The closest Intel will let reporters or analysts get to its primary manufacturing research facility, known as D1D, is the hallway outside the fab floor within its Ronler Acres campus in Hillsboro, Oregon.
From behind a window, visitors were allowed a fleeting glimpse of perhaps the most important chip-making facility in Intel's stable of factories. As might be expected, there's not much that can be seen from such a limited perspective. But facility managers shared a few details about the facility, where Intel makes sure its advanced manufacturing technologies are working flawlessly before moving them to fabs around the world.
Fab D1D was completed in 2003, and covers a little less than one million square feet, said Bruce Horwath, manufacturing manager for D1D. Intel is currently making processors using its new 65-nanometer processing technology within D1D, chips that are expected to be formally introduced early next year.
Silicon wafers are loaded into various chip-making tools -- some of which cost more than US$10 million each -- through a complex routing system that runs on mechanized tracks above the tools. D1D uses what's known as a "ballroom" design, meaning the clean room floor is wide open, lacking walls within the facility where dirt can gather, Horwath said.
The air within the clean room is constantly refreshed and maintained at a cleanliness level known as Class 10, Horwath said. The air is even cleaner within the stackers, which transport silicon wafers from tool to tool. That air is kept at Class 1 status, meaning only three particles of dirt measuring 0.3 microns in size are allowed within a cubic foot of air. By comparison, the air in the hallway from where the clean room can be observed is off the charts, "something like Class 100,000," Horwath laughs.
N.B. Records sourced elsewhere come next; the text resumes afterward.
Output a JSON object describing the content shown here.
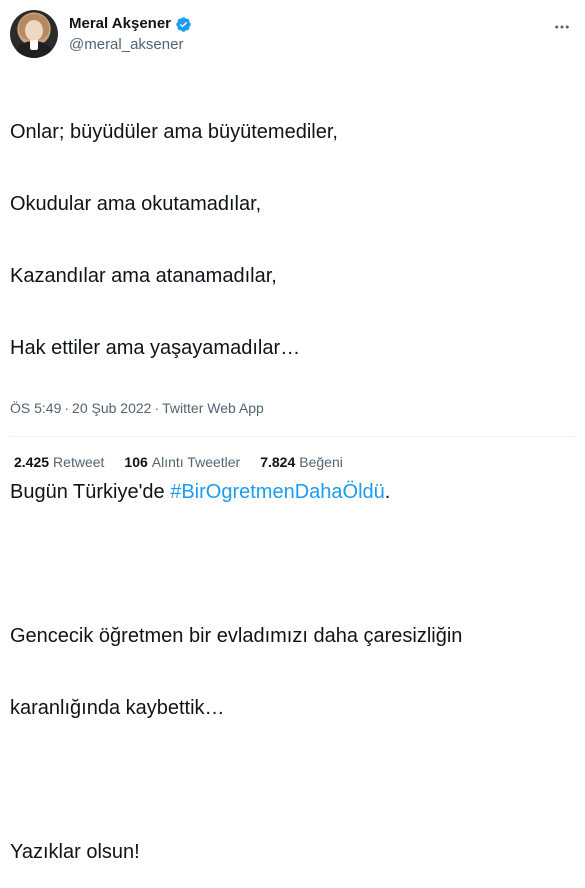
{
  "author": {
    "display_name": "Meral Akşener",
    "username": "@meral_aksener",
    "verified_badge_icon": "verified-badge-icon",
    "avatar_icon": "avatar"
  },
  "tweet": {
    "line1": "Onlar; büyüdüler ama büyütemediler,",
    "line2": "Okudular ama okutamadılar,",
    "line3": "Kazandılar ama atanamadılar,",
    "line4": "Hak ettiler ama yaşayamadılar…",
    "line5_prefix": "Bugün Türkiye'de ",
    "hashtag": "#BirOgretmenDahaÖldü",
    "line5_suffix": ".",
    "line6": "Gencecik öğretmen bir evladımızı daha çaresizliğin",
    "line7": "karanlığında kaybettik…",
    "line8": "Yazıklar olsun!"
  },
  "meta": {
    "time": "ÖS 5:49",
    "date": "20 Şub 2022",
    "source": "Twitter Web App",
    "separator": "·"
  },
  "stats": {
    "retweets_count": "2.425",
    "retweets_label": "Retweet",
    "quotes_count": "106",
    "quotes_label": "Alıntı Tweetler",
    "likes_count": "7.824",
    "likes_label": "Beğeni"
  },
  "colors": {
    "accent": "#1d9bf0",
    "text": "#0f1419",
    "secondary": "#536471",
    "divider": "#eff3f4"
  }
}
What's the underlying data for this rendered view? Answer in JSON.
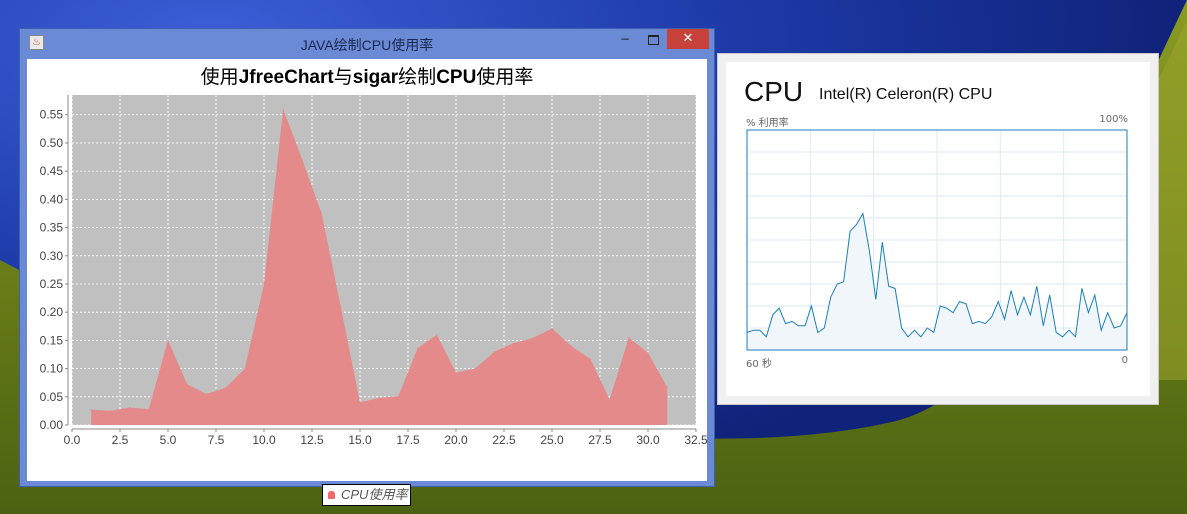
{
  "java_window": {
    "title": "JAVA绘制CPU使用率",
    "title_icon": "java-icon",
    "minimize_glyph": "−",
    "close_glyph": "✕"
  },
  "chart_title_parts": [
    "使用",
    "JfreeChart",
    "与",
    "sigar",
    "绘制",
    "CPU",
    "使用率"
  ],
  "chart_data": {
    "type": "area",
    "title": "使用JfreeChart与sigar绘制CPU使用率",
    "xlabel": "",
    "ylabel": "",
    "x": [
      1,
      2,
      3,
      4,
      5,
      6,
      7,
      8,
      9,
      10,
      11,
      12,
      13,
      14,
      15,
      16,
      17,
      18,
      19,
      20,
      21,
      22,
      23,
      24,
      25,
      26,
      27,
      28,
      29,
      30,
      31
    ],
    "series": [
      {
        "name": "CPU使用率",
        "values": [
          0.027,
          0.025,
          0.031,
          0.028,
          0.15,
          0.072,
          0.055,
          0.066,
          0.1,
          0.25,
          0.56,
          0.47,
          0.375,
          0.21,
          0.04,
          0.048,
          0.051,
          0.136,
          0.16,
          0.093,
          0.1,
          0.13,
          0.145,
          0.154,
          0.171,
          0.14,
          0.117,
          0.045,
          0.155,
          0.128,
          0.067
        ]
      }
    ],
    "xlim": [
      0,
      32.5
    ],
    "ylim": [
      0,
      0.585
    ],
    "x_ticks": [
      "0.0",
      "2.5",
      "5.0",
      "7.5",
      "10.0",
      "12.5",
      "15.0",
      "17.5",
      "20.0",
      "22.5",
      "25.0",
      "27.5",
      "30.0",
      "32.5"
    ],
    "y_ticks": [
      "0.00",
      "0.05",
      "0.10",
      "0.15",
      "0.20",
      "0.25",
      "0.30",
      "0.35",
      "0.40",
      "0.45",
      "0.50",
      "0.55"
    ],
    "grid": true,
    "legend": "bottom",
    "colors": {
      "area": "#e48a8a",
      "plot_bg": "#c0c0c0",
      "legend_swatch": "#f06a6a"
    }
  },
  "task_manager": {
    "heading": "CPU",
    "model": "Intel(R) Celeron(R) CPU",
    "ylabel": "% 利用率",
    "max_label": "100%",
    "x_left": "60 秒",
    "x_right": "0",
    "line_color": "#1a7fbf",
    "fill_color": "#f1f6fa",
    "grid_color": "#d9eaf4",
    "samples": [
      8,
      9,
      9,
      6,
      16,
      19,
      12,
      13,
      11,
      11,
      20,
      8,
      10,
      24,
      30,
      31,
      54,
      57,
      62,
      45,
      23,
      49,
      29,
      28,
      10,
      6,
      9,
      6,
      10,
      8,
      20,
      19,
      17,
      22,
      21,
      12,
      13,
      12,
      15,
      22,
      14,
      27,
      16,
      24,
      16,
      29,
      11,
      25,
      8,
      6,
      9,
      6,
      28,
      17,
      25,
      9,
      17,
      10,
      11,
      17
    ]
  }
}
Several hundred technicians work 12-hour shifts underneath the perpetual yellow-orange light bathing fab D1D. Regular white light would cloud the light-sensitive chemicals used in the manufacturing process to project the mask, or the material containing the chip's layout, onto the silicon wafer. Making a chip is almost like taking a photograph, except layers of silicon dioxide are left behind instead of an image.
Intel flies in workers from other facilities to Hillsboro to learn how technologies are rolled out within D1D, having them spend six months to a year learning how things work in Oregon before returning to their fabs to duplicate the procedure under Intel's Copy Exactly strategy, according to one Intel employee accompanying Wednesday's tour. In fact, the company is currently constructing living quarters just outside D1D for the employees that will soon be charged with rolling out Intel's 65nm manufacturing technology at fabs in Oregon and Ireland.
Photographs were not allowed within D1D. A sign placed prominently next to the entryway reminded Intel employees that they could be dismissed from their jobs for taking unauthorized pictures of D1D. Intel is so concerned about secrecy within D1D that it won't permit any outsiders to use its network for Internet access, and security guards kept a close eye on guests as they toured the facility.